Citation: Sanfélix-Gimeno G, Librero-López J, Modroño-Riaño G, Peiró S and Rodríguez-Bernal CL (2018) Variation in Antiosteoporotic Drug Prescribing and Spending Across Spain. A Population-Based Ecological Cross-Sectional Study. Front. Pharmacol. 9:342. doi: 10.3389/fphar.2018.00342

Received: 17 February 2018; Accepted: 23 March 2018;
Published: 13 April 2018.

Edited by:

Sandor Kerpel-Fronius, Semmelweis University, Hungary
Brian Godman, Karolinska Institute (KI), Sweden
Robert L. Lins, Retired, Antwerpen, Belgium

Copyright © 2018 Sanfélix-Gimeno, Librero-López, Modroño-Riaño, Peiró and Rodríguez-Bernal. This is an open-access article distributed under the terms of the Creative Commons Attribution License (CC BY). The use, distribution or reproduction in other forums is permitted, provided the original author(s) and the copyright owner are credited and that the original publication in this journal is cited, in accordance with accepted academic practice. No use, distribution or reproduction is permitted which does not comply with these terms.

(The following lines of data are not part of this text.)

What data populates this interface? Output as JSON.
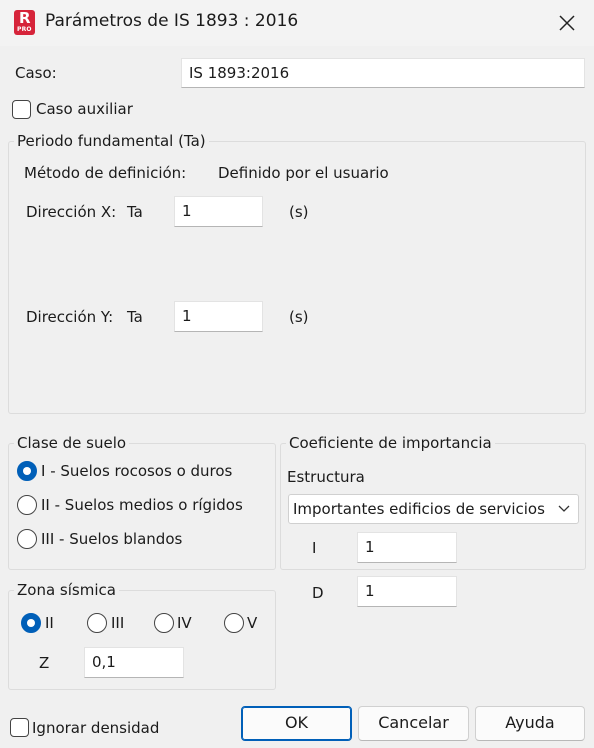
{
  "window": {
    "title": "Parámetros de IS 1893 : 2016",
    "app_icon_letter": "R",
    "app_icon_badge": "PRO",
    "app_icon_color": "#d6243a"
  },
  "case": {
    "label": "Caso:",
    "value": "IS 1893:2016"
  },
  "auxiliary_case": {
    "label": "Caso auxiliar",
    "checked": false
  },
  "fundamental_period": {
    "legend": "Periodo fundamental (Ta)",
    "definition_method_label": "Método de definición:",
    "definition_method_value": "Definido por el usuario",
    "dir_x": {
      "label": "Dirección X:",
      "symbol": "Ta",
      "value": "1",
      "unit": "(s)"
    },
    "dir_y": {
      "label": "Dirección Y:",
      "symbol": "Ta",
      "value": "1",
      "unit": "(s)"
    }
  },
  "soil_class": {
    "legend": "Clase de suelo",
    "options": [
      {
        "label": "I - Suelos rocosos o duros",
        "checked": true
      },
      {
        "label": "II - Suelos medios o rígidos",
        "checked": false
      },
      {
        "label": "III - Suelos blandos",
        "checked": false
      }
    ]
  },
  "importance": {
    "legend": "Coeficiente de importancia",
    "structure_label": "Estructura",
    "structure_value": "Importantes edificios de servicios y",
    "i_label": "I",
    "i_value": "1",
    "d_label": "D",
    "d_value": "1"
  },
  "seismic_zone": {
    "legend": "Zona sísmica",
    "options": [
      {
        "label": "II",
        "checked": true
      },
      {
        "label": "III",
        "checked": false
      },
      {
        "label": "IV",
        "checked": false
      },
      {
        "label": "V",
        "checked": false
      }
    ],
    "z_label": "Z",
    "z_value": "0,1"
  },
  "ignore_density": {
    "label": "Ignorar densidad",
    "checked": false
  },
  "buttons": {
    "ok": "OK",
    "cancel": "Cancelar",
    "help": "Ayuda"
  },
  "colors": {
    "accent": "#005fb8",
    "background": "#f0f0f0"
  }
}
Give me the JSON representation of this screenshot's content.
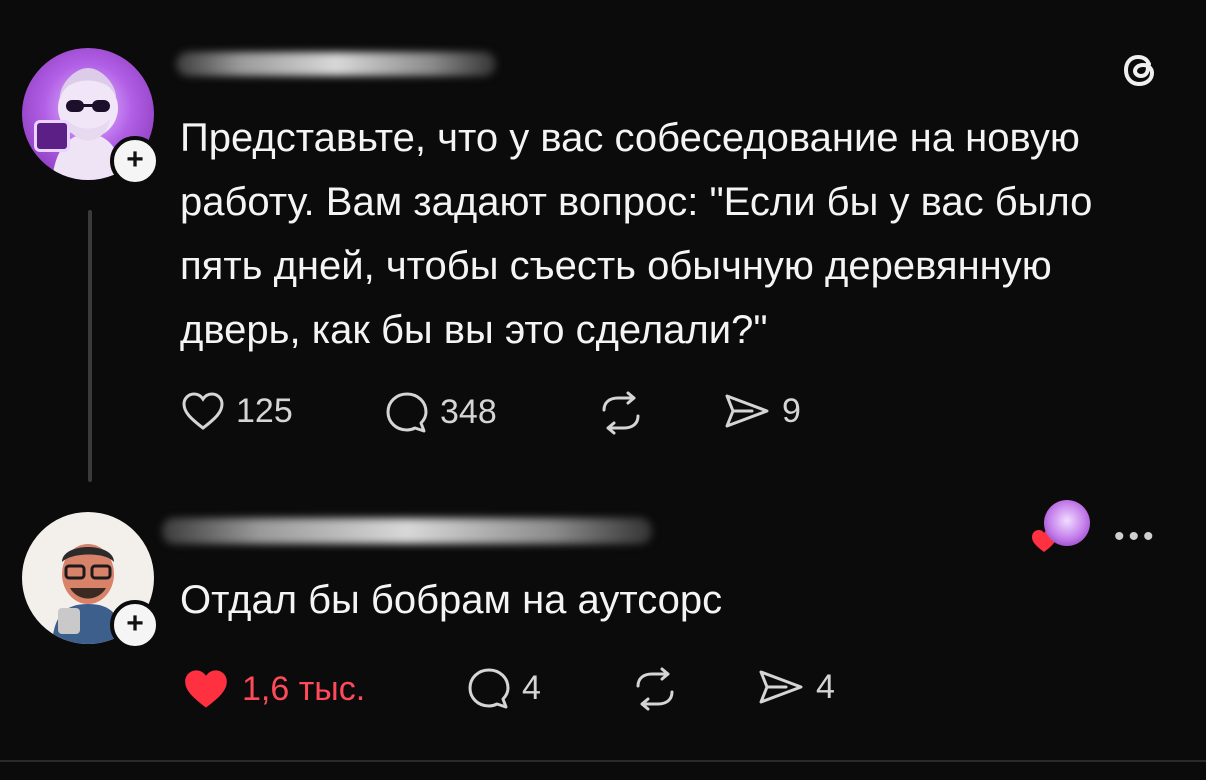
{
  "post": {
    "text": "Представьте, что у вас собеседование на новую работу. Вам задают вопрос: \"Если бы у вас было пять дней, чтобы съесть обычную деревянную дверь, как бы вы это сделали?\"",
    "likes": "125",
    "comments": "348",
    "shares": "9"
  },
  "reply": {
    "text": "Отдал бы бобрам на аутсорс",
    "likes": "1,6 тыс.",
    "comments": "4",
    "shares": "4"
  },
  "colors": {
    "background": "#0b0b0c",
    "heart_liked": "#ff3040"
  }
}
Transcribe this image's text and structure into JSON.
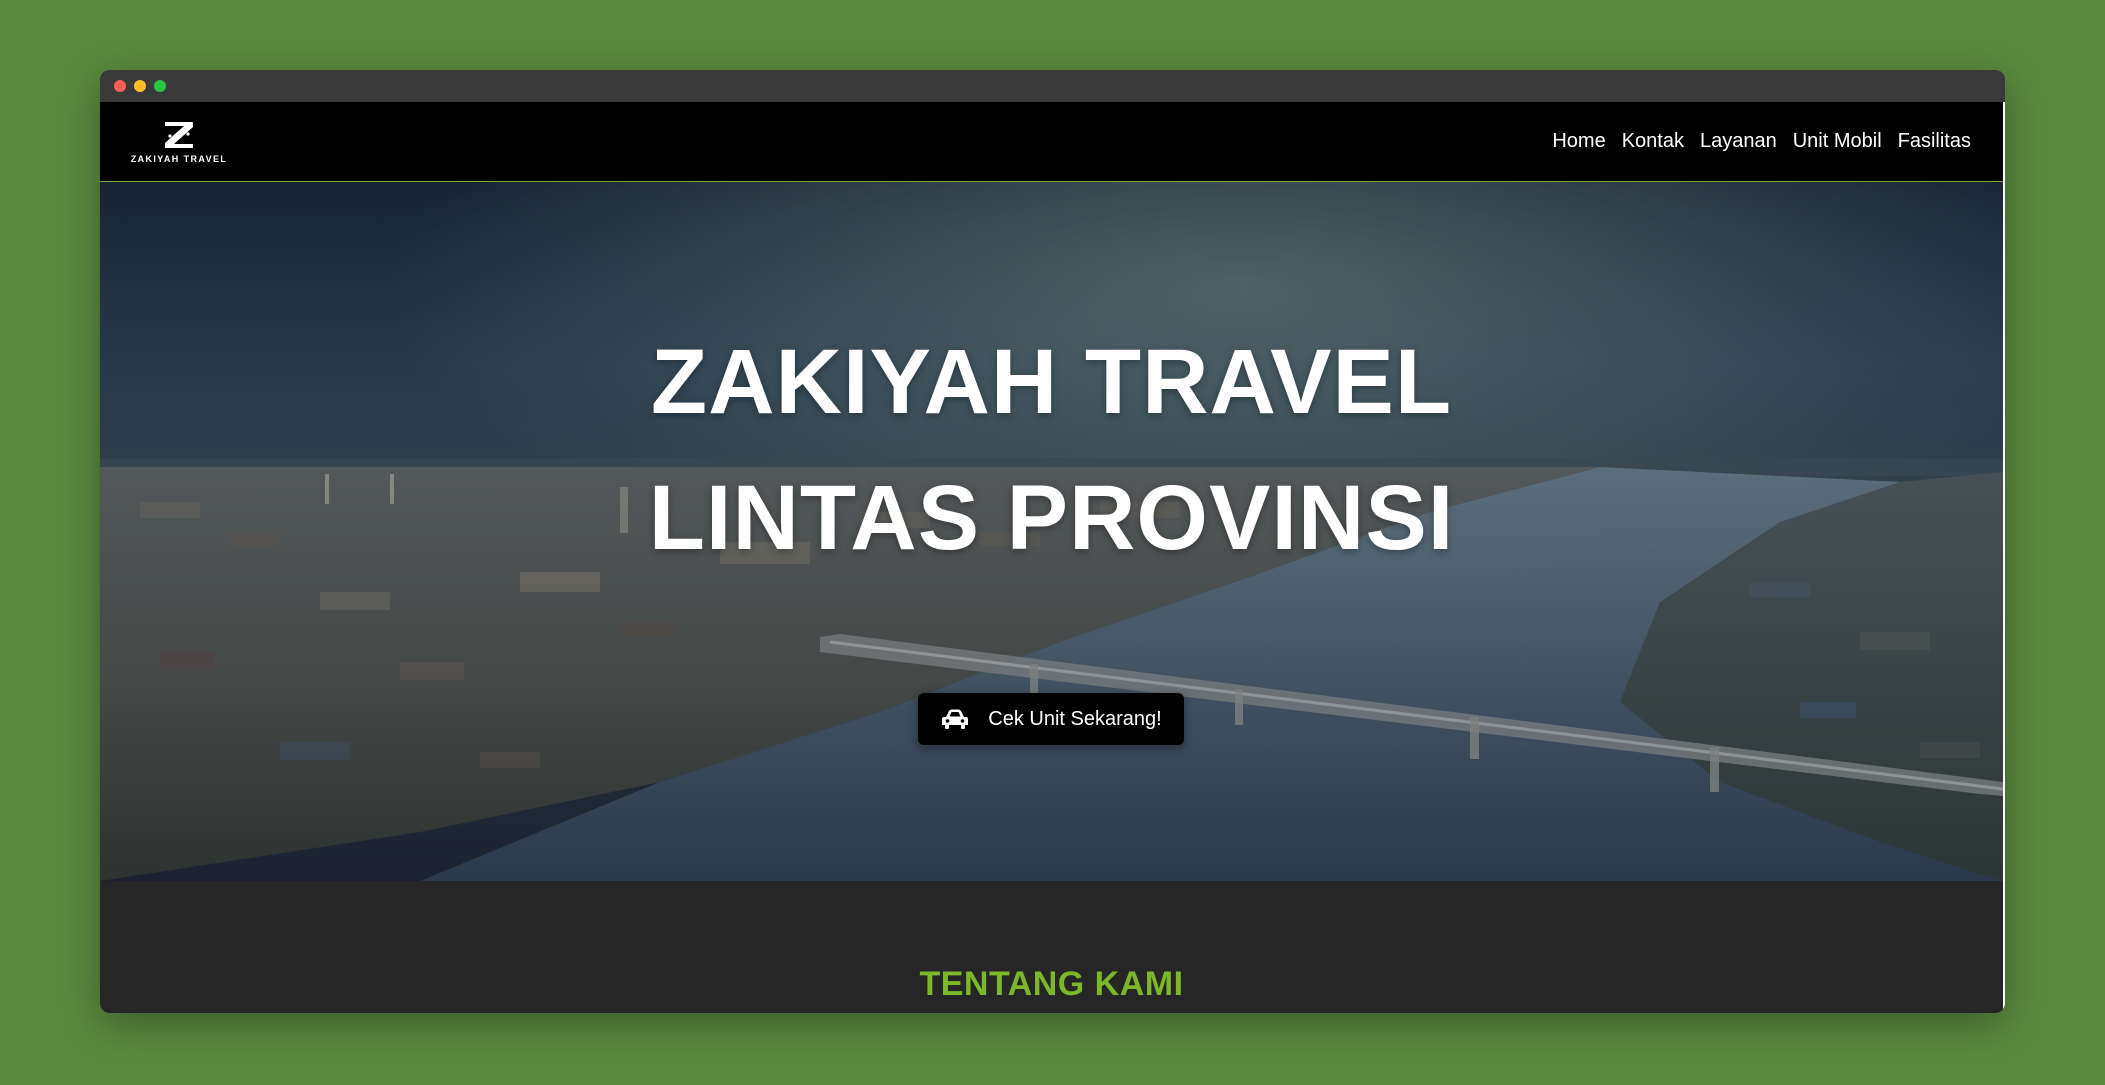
{
  "brand": {
    "logo_letter": "Z",
    "logo_text": "ZAKIYAH TRAVEL"
  },
  "nav": {
    "items": [
      {
        "label": "Home"
      },
      {
        "label": "Kontak"
      },
      {
        "label": "Layanan"
      },
      {
        "label": "Unit Mobil"
      },
      {
        "label": "Fasilitas"
      }
    ]
  },
  "hero": {
    "title_line1": "ZAKIYAH TRAVEL",
    "title_line2": "LINTAS PROVINSI",
    "cta_label": "Cek Unit Sekarang!",
    "cta_icon": "car-icon"
  },
  "about": {
    "title": "TENTANG KAMI"
  },
  "colors": {
    "page_background": "#5b8a3f",
    "navbar": "#000000",
    "accent_green": "#7cb82a",
    "section_background": "#262626"
  }
}
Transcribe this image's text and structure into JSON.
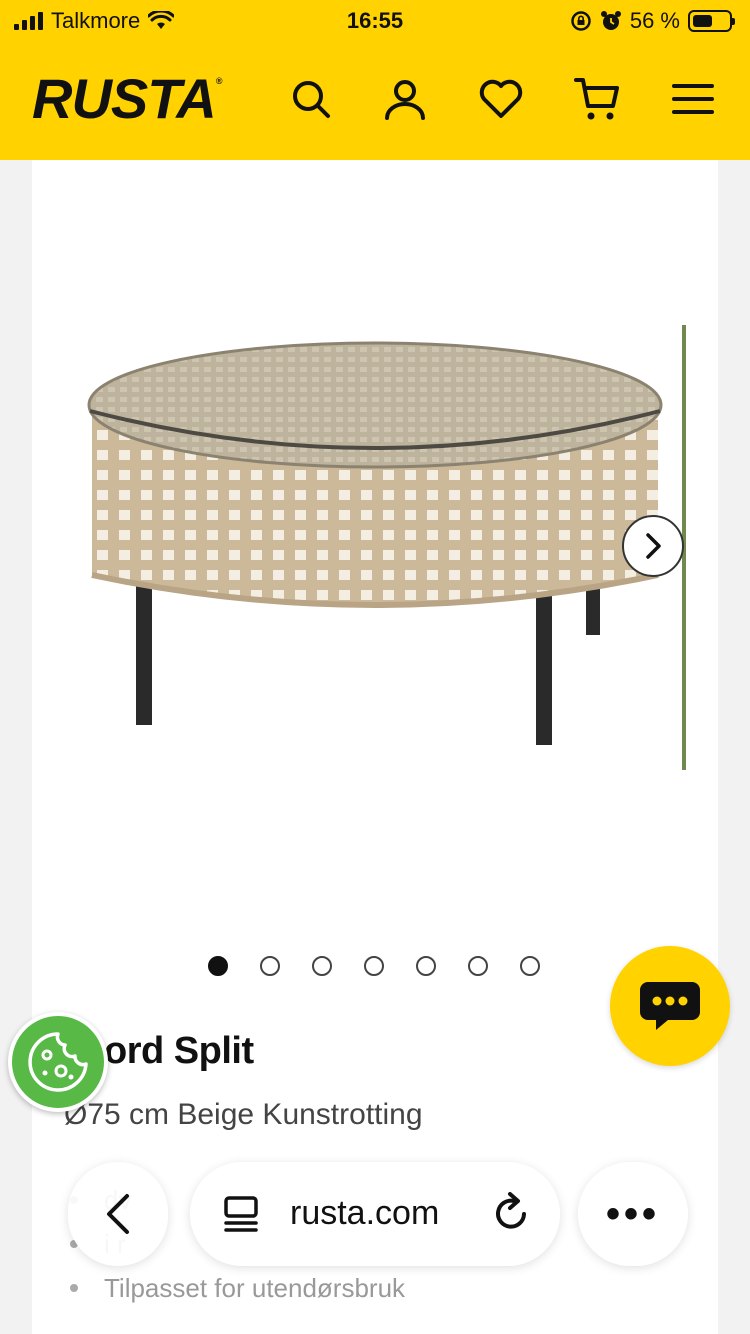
{
  "status_bar": {
    "carrier": "Talkmore",
    "time": "16:55",
    "battery_text": "56 %",
    "battery_level": 0.56
  },
  "header": {
    "logo": "RUSTA",
    "brand_color": "#ffd200",
    "icons": [
      "search-icon",
      "account-icon",
      "heart-icon",
      "cart-icon",
      "menu-icon"
    ]
  },
  "gallery": {
    "image_count": 7,
    "active_index": 0
  },
  "product": {
    "title": "ord Split",
    "subtitle": "Ø75 cm Beige Kunstrotting",
    "bullets": [
      "dv",
      "i r",
      "Tilpasset for utendørsbruk"
    ]
  },
  "browser": {
    "url": "rusta.com",
    "more_label": "•••"
  },
  "colors": {
    "cookie_button": "#58b947",
    "chat_button": "#ffd200"
  }
}
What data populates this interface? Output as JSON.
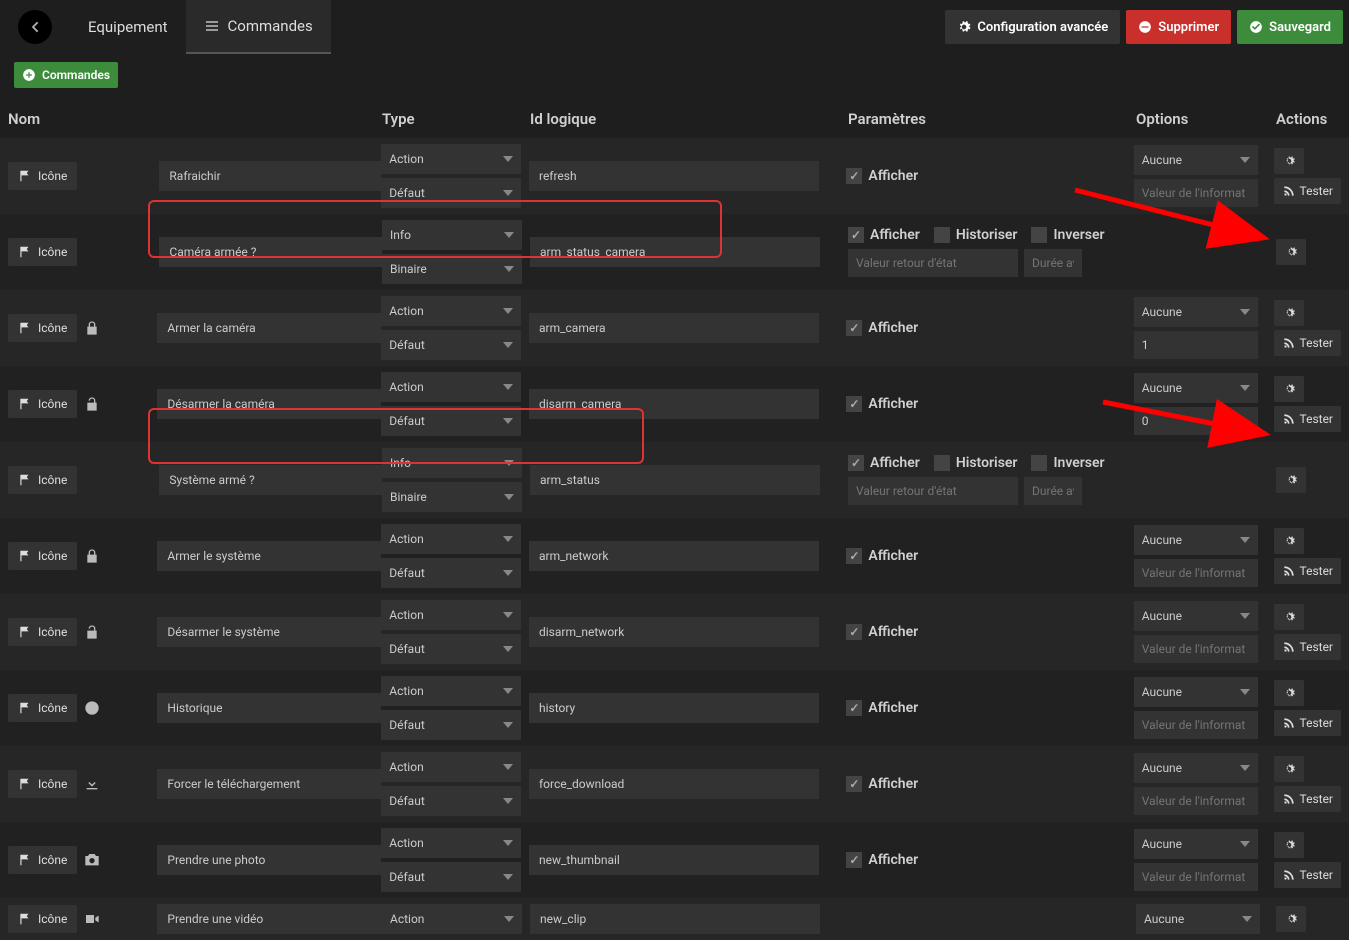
{
  "top": {
    "tab_equipement": "Equipement",
    "tab_commandes": "Commandes",
    "btn_config": "Configuration avancée",
    "btn_supprimer": "Supprimer",
    "btn_sauvegarder": "Sauvegard"
  },
  "toolbar": {
    "btn_cmd": "Commandes"
  },
  "head": {
    "nom": "Nom",
    "type": "Type",
    "id": "Id logique",
    "param": "Paramètres",
    "opt": "Options",
    "act": "Actions"
  },
  "labels": {
    "icone": "Icône",
    "afficher": "Afficher",
    "historiser": "Historiser",
    "inverser": "Inverser",
    "tester": "Tester",
    "aucune": "Aucune",
    "ph_retour": "Valeur retour d'état",
    "ph_duree": "Durée av",
    "ph_valinfo": "Valeur de l'informat"
  },
  "rows": [
    {
      "icon": "",
      "name": "Rafraichir",
      "t1": "Action",
      "t2": "Défaut",
      "id": "refresh",
      "param": "afficher",
      "opt": "aucune+valinfo",
      "act": "both"
    },
    {
      "icon": "",
      "name": "Caméra armée ?",
      "t1": "Info",
      "t2": "Binaire",
      "id": "arm_status_camera",
      "param": "info",
      "opt": "none",
      "act": "gear",
      "hl": true
    },
    {
      "icon": "lock",
      "name": "Armer la caméra",
      "t1": "Action",
      "t2": "Défaut",
      "id": "arm_camera",
      "param": "afficher",
      "opt": "aucune+val",
      "optval": "1",
      "act": "both"
    },
    {
      "icon": "unlock",
      "name": "Désarmer la caméra",
      "t1": "Action",
      "t2": "Défaut",
      "id": "disarm_camera",
      "param": "afficher",
      "opt": "aucune+val",
      "optval": "0",
      "act": "both"
    },
    {
      "icon": "",
      "name": "Système armé ?",
      "t1": "Info",
      "t2": "Binaire",
      "id": "arm_status",
      "param": "info",
      "opt": "none",
      "act": "gear",
      "hl": true
    },
    {
      "icon": "lock",
      "name": "Armer le système",
      "t1": "Action",
      "t2": "Défaut",
      "id": "arm_network",
      "param": "afficher",
      "opt": "aucune+valinfo",
      "act": "both"
    },
    {
      "icon": "unlock",
      "name": "Désarmer le système",
      "t1": "Action",
      "t2": "Défaut",
      "id": "disarm_network",
      "param": "afficher",
      "opt": "aucune+valinfo",
      "act": "both"
    },
    {
      "icon": "clock",
      "name": "Historique",
      "t1": "Action",
      "t2": "Défaut",
      "id": "history",
      "param": "afficher",
      "opt": "aucune+valinfo",
      "act": "both"
    },
    {
      "icon": "download",
      "name": "Forcer le téléchargement",
      "t1": "Action",
      "t2": "Défaut",
      "id": "force_download",
      "param": "afficher",
      "opt": "aucune+valinfo",
      "act": "both"
    },
    {
      "icon": "camera",
      "name": "Prendre une photo",
      "t1": "Action",
      "t2": "Défaut",
      "id": "new_thumbnail",
      "param": "afficher",
      "opt": "aucune+valinfo",
      "act": "both"
    },
    {
      "icon": "video",
      "name": "Prendre une vidéo",
      "t1": "Action",
      "t2": "",
      "id": "new_clip",
      "param": "",
      "opt": "aucune",
      "act": "gear"
    }
  ]
}
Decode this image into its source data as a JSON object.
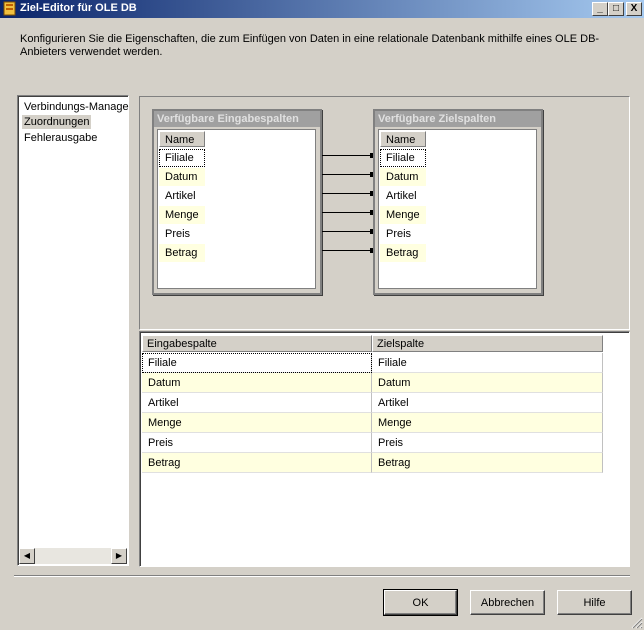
{
  "window": {
    "title": "Ziel-Editor für OLE DB",
    "controls": {
      "minimize": "_",
      "maximize": "□",
      "close": "X"
    }
  },
  "description": "Konfigurieren Sie die Eigenschaften, die zum Einfügen von Daten in eine relationale Datenbank mithilfe eines OLE DB-Anbieters verwendet werden.",
  "nav": {
    "items": [
      {
        "label": "Verbindungs-Manage",
        "selected": false
      },
      {
        "label": "Zuordnungen",
        "selected": true
      },
      {
        "label": "Fehlerausgabe",
        "selected": false
      }
    ]
  },
  "input_table": {
    "title": "Verfügbare Eingabespalten",
    "column_header": "Name",
    "columns": [
      "Filiale",
      "Datum",
      "Artikel",
      "Menge",
      "Preis",
      "Betrag"
    ]
  },
  "target_table": {
    "title": "Verfügbare Zielspalten",
    "column_header": "Name",
    "columns": [
      "Filiale",
      "Datum",
      "Artikel",
      "Menge",
      "Preis",
      "Betrag"
    ]
  },
  "grid": {
    "headers": [
      "Eingabespalte",
      "Zielspalte"
    ],
    "rows": [
      [
        "Filiale",
        "Filiale"
      ],
      [
        "Datum",
        "Datum"
      ],
      [
        "Artikel",
        "Artikel"
      ],
      [
        "Menge",
        "Menge"
      ],
      [
        "Preis",
        "Preis"
      ],
      [
        "Betrag",
        "Betrag"
      ]
    ]
  },
  "buttons": {
    "ok": "OK",
    "cancel": "Abbrechen",
    "help": "Hilfe"
  },
  "colors": {
    "titlebar_start": "#0a246a",
    "titlebar_end": "#a6caf0",
    "alt_row": "#ffffe0",
    "face": "#d4d0c8"
  }
}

*Correspondence: Gabriel Sanfélix-Gimeno, sanfelix_gab@gva.es